Landsat 6


Landsat 6
Mission typeEarth imaging
OperatorNASA / NOAA
COSPAR ID1993-F04[1]
Mission durationFailed to orbit
Spacecraft properties
ManufacturerMartin Marietta
Launch mass2,750 kilograms (6,060 lb)
Power1259 watts
Start of mission
Launch dateOctober 5, 1993 (1993-10-05)
RocketTitan II(23)G/Star-37XFP-ISS
Launch siteVandenberg AFB SLC-4W
Orbital parameters
Reference systemGeocentric
Perigee altitude705 kilometres (438 mi)
Apogee altitude705 kilometres (438 mi)
Period98.9 minutes

Landsat 6, equipped with upgraded versions of the instruments on Landsat 5, was designed to carry forward the Landsat program. It was launched on October 5, 1993 with a Titan II launch vehicle, but failed to reach orbit. Landsat 6 omitted the Multi-Spectral Scanner found on its predecessors, but carried an Enhanced Thematic Mapper, which improved on the previous Thematic Mapper by adding a 15m-resolution panchromatic band.[2]


The Landsat 6 satellite was built by Martin Marietta Astro Space.[3]



The satellite was constructed from aluminum and used graphite struts. Landsat 6 had a hydrazine propulsion system. The spacecraft was powered by one solar array that had single-axis articulation and produced 1430 W. The power was stored in two NiCd batteries that had a capacity of 100 Ah. Data collected from the sensors was stored on tapes and transmitted to ground stations at 85 Mbit/s. The satellite was stabilized to 0.1 degrees in all three axes by using reaction wheels.[3]


The Enhanced Thematic Mapper was designed and manufactured by Santa Barbara Research Center.[citation needed]



Landsat 6 was launched aboard a Titan II launch vehicle from Vandenberg Air Force Base on October 5, 1993.[citation needed]
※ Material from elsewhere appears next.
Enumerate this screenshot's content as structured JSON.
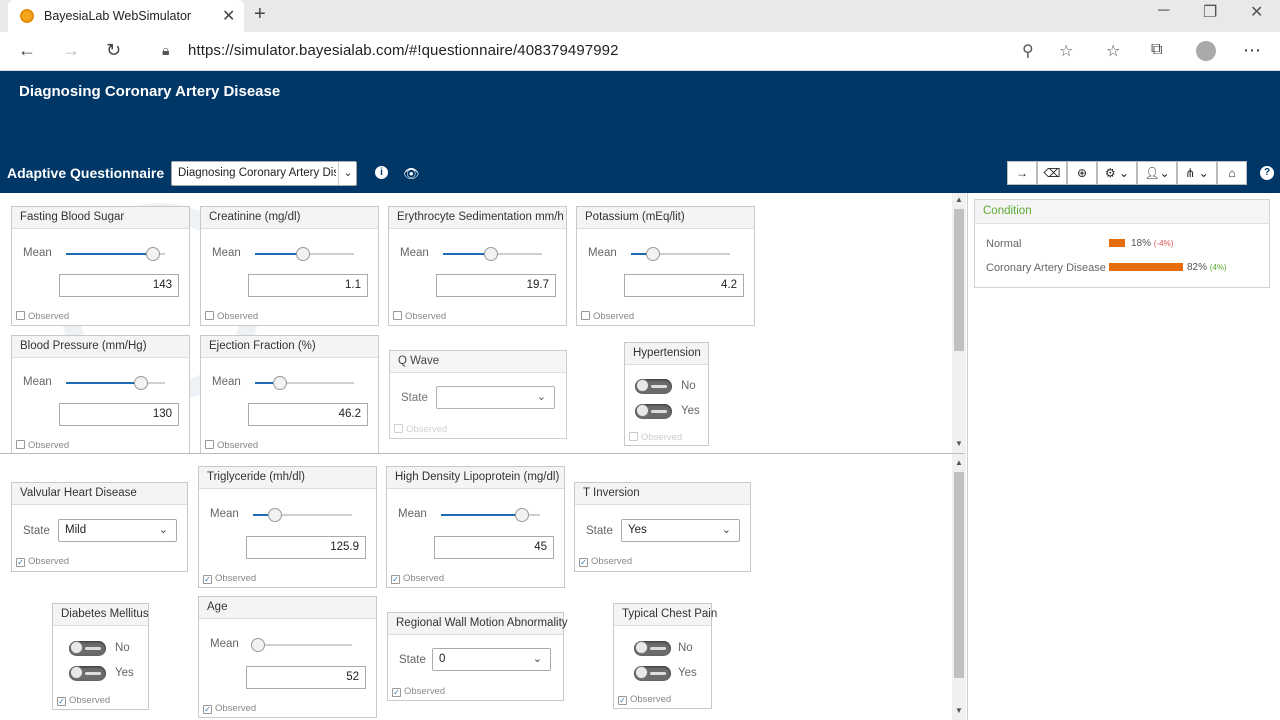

Landsat 6 separated from the Titan II launch vehicle as programmed, but an explosion in its liquid fuel system upon separation doomed the satellite. Martin Marietta and NOAA both convened review boards to investigate the failure. Both boards determined that Landsat 6 did not achieve orbit due to a ruptured hydrazine manifold, and recommended a task force investigate hydrazine feed systems that were "safe and failure-free".[4][5]


  1. ^ "Landsat 6, 7". Gunter's Space Page. Retrieved March 20, 2020.
  2. ^ "Landsat 6 History". USGS. Retrieved 1 September 2021.
  3. ^ a b "Landsat-6". eoPortal Directory. Retrieved July 17, 2017.
  4. ^ Piwowar, Joseph M. (2 September 2011). "The Satellite Morgue: Landsat 6". Uregina. Archived from the original on 18 February 2021. Retrieved 18 February 2021.
  5. ^ "Landsat 6: Missions and Sensors". Science Direct. Archived from the original on 18 February 2021. Retrieved 18 February 2021.